So I wonder if we can imagine a day—not next year, but maybe five years from now, maybe ten—when Harvard classrooms are ghost towns, populated by professors going through the motions and a handful of students who insist that actually going to class in person still counts for something.

One can envision a campus of students all sitting in front of their monitors watching…

“Why Divestment Fails”

Posted on May 16th, 2014 in Uncategorized | 5 Comments »

Writing in the New York Times, UCLA finance professor Ivo Welch, who co-authored a study on the impact of divestment upon South Africa, writes about the impact, or lack thereof, that divestment will have on the coal industry.
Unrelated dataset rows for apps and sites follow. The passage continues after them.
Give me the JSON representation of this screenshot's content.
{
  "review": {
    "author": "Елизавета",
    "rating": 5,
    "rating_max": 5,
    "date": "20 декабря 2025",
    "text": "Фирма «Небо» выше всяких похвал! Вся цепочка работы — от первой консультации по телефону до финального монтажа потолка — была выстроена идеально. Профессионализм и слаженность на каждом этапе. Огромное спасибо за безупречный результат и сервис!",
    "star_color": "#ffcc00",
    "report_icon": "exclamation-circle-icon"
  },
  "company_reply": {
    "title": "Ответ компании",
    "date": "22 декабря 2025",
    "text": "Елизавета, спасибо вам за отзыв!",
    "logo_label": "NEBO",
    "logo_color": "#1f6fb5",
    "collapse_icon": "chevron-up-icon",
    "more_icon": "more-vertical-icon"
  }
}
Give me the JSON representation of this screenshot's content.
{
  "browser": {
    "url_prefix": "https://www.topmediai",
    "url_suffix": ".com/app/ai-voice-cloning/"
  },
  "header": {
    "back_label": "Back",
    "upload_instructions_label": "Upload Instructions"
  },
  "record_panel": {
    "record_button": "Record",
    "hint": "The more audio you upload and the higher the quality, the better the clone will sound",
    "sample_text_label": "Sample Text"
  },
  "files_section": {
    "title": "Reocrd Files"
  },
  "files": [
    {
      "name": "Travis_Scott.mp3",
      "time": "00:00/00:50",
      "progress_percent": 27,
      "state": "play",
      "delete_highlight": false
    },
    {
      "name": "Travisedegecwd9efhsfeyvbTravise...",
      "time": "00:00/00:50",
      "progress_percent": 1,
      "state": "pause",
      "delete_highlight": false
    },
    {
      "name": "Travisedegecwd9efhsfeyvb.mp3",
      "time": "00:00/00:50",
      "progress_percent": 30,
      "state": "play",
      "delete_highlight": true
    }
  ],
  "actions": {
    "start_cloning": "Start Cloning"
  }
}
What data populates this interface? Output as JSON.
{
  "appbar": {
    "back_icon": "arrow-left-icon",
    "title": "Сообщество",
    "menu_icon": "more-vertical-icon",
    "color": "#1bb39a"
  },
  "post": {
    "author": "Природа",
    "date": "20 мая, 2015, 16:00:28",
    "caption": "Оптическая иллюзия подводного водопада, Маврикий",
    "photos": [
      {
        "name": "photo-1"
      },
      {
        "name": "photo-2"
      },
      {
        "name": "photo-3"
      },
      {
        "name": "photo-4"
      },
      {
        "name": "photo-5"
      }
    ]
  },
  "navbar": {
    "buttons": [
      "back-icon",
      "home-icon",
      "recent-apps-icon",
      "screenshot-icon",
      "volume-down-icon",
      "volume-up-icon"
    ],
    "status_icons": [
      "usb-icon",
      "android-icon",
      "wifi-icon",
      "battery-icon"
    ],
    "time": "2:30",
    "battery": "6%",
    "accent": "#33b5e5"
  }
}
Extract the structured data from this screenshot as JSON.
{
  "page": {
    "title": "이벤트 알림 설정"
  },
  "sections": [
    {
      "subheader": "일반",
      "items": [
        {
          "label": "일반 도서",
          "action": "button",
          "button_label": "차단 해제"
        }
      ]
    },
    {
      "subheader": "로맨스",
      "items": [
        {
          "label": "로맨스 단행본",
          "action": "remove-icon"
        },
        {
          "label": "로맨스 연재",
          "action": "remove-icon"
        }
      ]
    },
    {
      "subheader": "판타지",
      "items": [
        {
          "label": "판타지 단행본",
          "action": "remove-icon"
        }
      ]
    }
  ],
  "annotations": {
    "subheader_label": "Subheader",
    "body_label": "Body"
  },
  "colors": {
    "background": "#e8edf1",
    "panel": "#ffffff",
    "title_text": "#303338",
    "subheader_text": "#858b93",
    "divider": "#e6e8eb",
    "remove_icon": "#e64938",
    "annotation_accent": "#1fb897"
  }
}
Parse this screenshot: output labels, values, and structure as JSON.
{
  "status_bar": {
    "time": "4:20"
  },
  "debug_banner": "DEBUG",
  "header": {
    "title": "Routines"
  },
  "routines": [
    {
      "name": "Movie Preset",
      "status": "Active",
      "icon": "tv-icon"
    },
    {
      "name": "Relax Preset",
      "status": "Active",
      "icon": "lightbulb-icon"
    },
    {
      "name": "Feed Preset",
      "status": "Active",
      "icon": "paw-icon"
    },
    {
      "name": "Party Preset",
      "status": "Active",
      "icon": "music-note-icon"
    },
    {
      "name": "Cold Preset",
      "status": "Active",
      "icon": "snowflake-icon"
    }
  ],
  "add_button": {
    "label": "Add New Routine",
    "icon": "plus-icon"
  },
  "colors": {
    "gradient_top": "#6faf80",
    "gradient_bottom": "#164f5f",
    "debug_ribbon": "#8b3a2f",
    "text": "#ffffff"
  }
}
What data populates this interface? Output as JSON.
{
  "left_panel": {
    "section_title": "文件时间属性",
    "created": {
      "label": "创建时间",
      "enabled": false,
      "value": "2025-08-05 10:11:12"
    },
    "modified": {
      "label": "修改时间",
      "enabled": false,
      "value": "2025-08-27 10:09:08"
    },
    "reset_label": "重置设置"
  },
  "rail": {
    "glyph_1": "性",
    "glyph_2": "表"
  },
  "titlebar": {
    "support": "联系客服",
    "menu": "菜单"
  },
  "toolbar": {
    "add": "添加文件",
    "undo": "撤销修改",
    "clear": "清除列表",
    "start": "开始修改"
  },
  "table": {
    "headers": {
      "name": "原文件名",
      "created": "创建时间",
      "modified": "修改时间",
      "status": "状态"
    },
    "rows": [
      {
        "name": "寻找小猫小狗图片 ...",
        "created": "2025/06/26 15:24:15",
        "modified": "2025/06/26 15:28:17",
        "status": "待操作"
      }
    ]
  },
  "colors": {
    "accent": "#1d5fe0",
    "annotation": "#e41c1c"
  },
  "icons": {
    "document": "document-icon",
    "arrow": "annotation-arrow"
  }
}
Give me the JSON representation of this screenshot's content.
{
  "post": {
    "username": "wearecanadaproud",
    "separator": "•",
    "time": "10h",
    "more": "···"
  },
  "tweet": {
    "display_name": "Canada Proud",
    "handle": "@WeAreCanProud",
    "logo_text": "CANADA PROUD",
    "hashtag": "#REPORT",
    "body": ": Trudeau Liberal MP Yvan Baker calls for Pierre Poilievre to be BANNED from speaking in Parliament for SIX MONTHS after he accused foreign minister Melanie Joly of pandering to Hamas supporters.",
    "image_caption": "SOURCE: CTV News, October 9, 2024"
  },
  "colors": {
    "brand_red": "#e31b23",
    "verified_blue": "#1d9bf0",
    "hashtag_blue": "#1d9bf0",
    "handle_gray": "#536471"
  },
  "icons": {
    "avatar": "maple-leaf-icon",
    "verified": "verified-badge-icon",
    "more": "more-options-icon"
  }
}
The occasion for the op-ed, of course, is Stanford’s decision to divest from fossil fuel companies and pressure to do so at other campuses, such as Harvard.

my co-authors and I found that the announcement of divestment from South Africa, not only by universities but also by state pension funds, had no discernible effect on the valuation of companies that were being divested, either short-term or long-term.

Granted, Welch writes, economic impact is not the only reason to divest from a country or industry. “Morals matter.”

Would I have divested from South Africa? Yes, but I would have had no illusion that doing so would have made a difference.

Welch concludes that if Stanford wanted to make a difference, it should actually buy more energy stocks, so that it would have greater leverage over how energy companies conduct their businesses…